Here, then, is a list of the sort of illusions that are said to be of spatial properties. I am describing them in a specific way so as to highlight what particularly interests me about them:
- Muller-Lyer illusion(already mentioned above): different lines with the same length belong to different geometric structures. They seem to have different lengths.
- (i) Ponzo illusion, (ii) Ebbinghaus illusion, (iii) Ames room: different objects of equal size belong to different geometric structures. They seem to be different sizes.
- (i) Zollner illusion, (ii) ‘cafe wall’ illusion: different lines which are parallel to one another, i.e., that are equally distant to one another throughout their length, belong to different geometric structures. The lines do not seem to be parallel, i.e., they seem to be at different distances to one another throughout their length.
- Hering illusion: different lines which are parallel to one another partially occlude otherwise visible radiating lines. The different lines seem to bulge as they pass in front of different parts of that radiation.
Müller-Lyer Illusion (from Wikimedia.org)
Ponzo Illusion (from Wikimedia.org)
Ebbinghaus (or Tichener) Illusion (from Wikimedia.org)
Zollner Illusion (from Wikimedia.org)
Cafe Wall Illusion (from Wikimedia.org)
Hering Illusion (from Wikimedia.org)
Demonstrations and discussions of these illusions are common, as the bibliography attests. Offhand, the easiest to find is the Wikipedia optical illusion entry, which has the images for all the above: http://en.wikipedia.org/wiki/Geometrical-optical_illusions. Michael Bach’s site is useful, and entertaining, although it focuses on more active illusions (to which we will turn). Also, in the ‘Links’ above, Lotto’s site demonstrates colour and shade illusions.
There are many many more of these illusions, named typically by their discoverers and suggestive in their regularity and description of some general principles which can be used to explain several of them at once.

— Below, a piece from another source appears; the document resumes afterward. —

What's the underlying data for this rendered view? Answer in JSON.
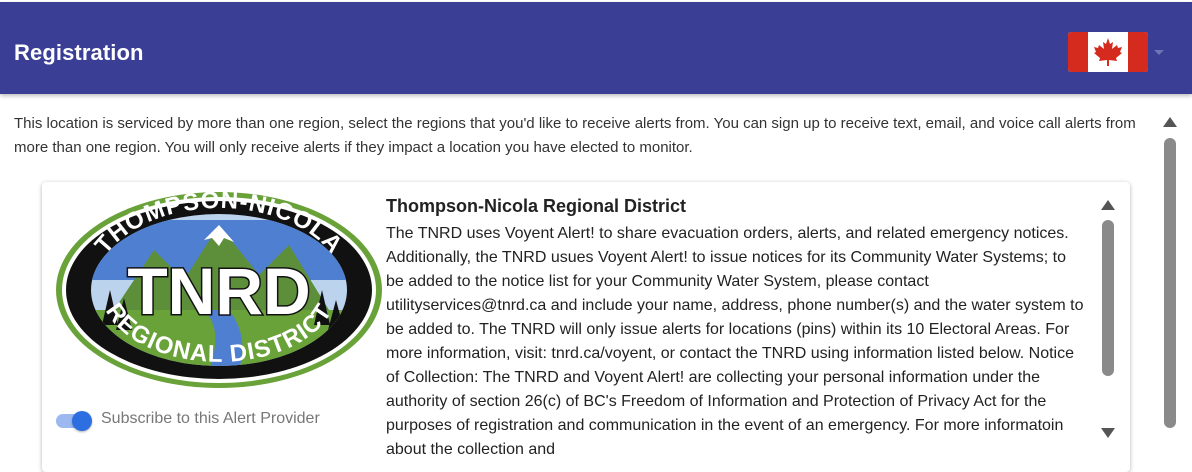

Explaining these in the first place in terms of the appearance of three dimensions is commonplace (again, see Gregory; but also see Newman & Newman 1974 for experimental evidence the authors claim denies Gregory’s kind of explanation). What is of most interest to me is made explicit by how I describe these illusions. It is that these seem to be cases of complexity illusions: there is no difference between two things, but there seems to be a difference.
A difference is more complex than the absence of difference.
- If you posit (a) an x and a y, then you only need to commit to x and y. But if you also posit (b) some distinction, e.g., an asymmetric relation, between x and y, then you also need to commit to that distinction, as well as x and y. ‘b’ is more complex than ‘a’.
- If you posit (c) x and y, both with property P, then you only need to commit to x, y and P. But if you posit (d) x, with property P, and y with a different property, P’, then you also need to commit to P’. ‘d’ is more complex than ‘c’.
1. No difference between two things is either ‘a’ (no distinction) and/or ‘c’ (no different properties).
2. A difference between two things is either ‘b’ (some relation between them) or ‘d’ (each has different properties).
If what you commit to as being real is ‘a’ or ‘c’ while appearances are, respectively, ‘b’ and ‘d’, then you will have a complexity illusion.
Change your ontology, of course, and things can look very different. But how could you change your ontology with spatial illusion?
This seems to be obvious — you change what you hold to be true of space.
But I can imagine some objecting as follows: isn’t it too much to change one’s idea of space? Isn’t it easier and better to just stick with illusions? They are common after all. Changing one’s concept of space seems desperate.
Maybe. But I think there’s a possibility that, given how one intuits things in space, one should change it anyway.
What really surrounds you? The space we live in if we’re living in spacetime (in development)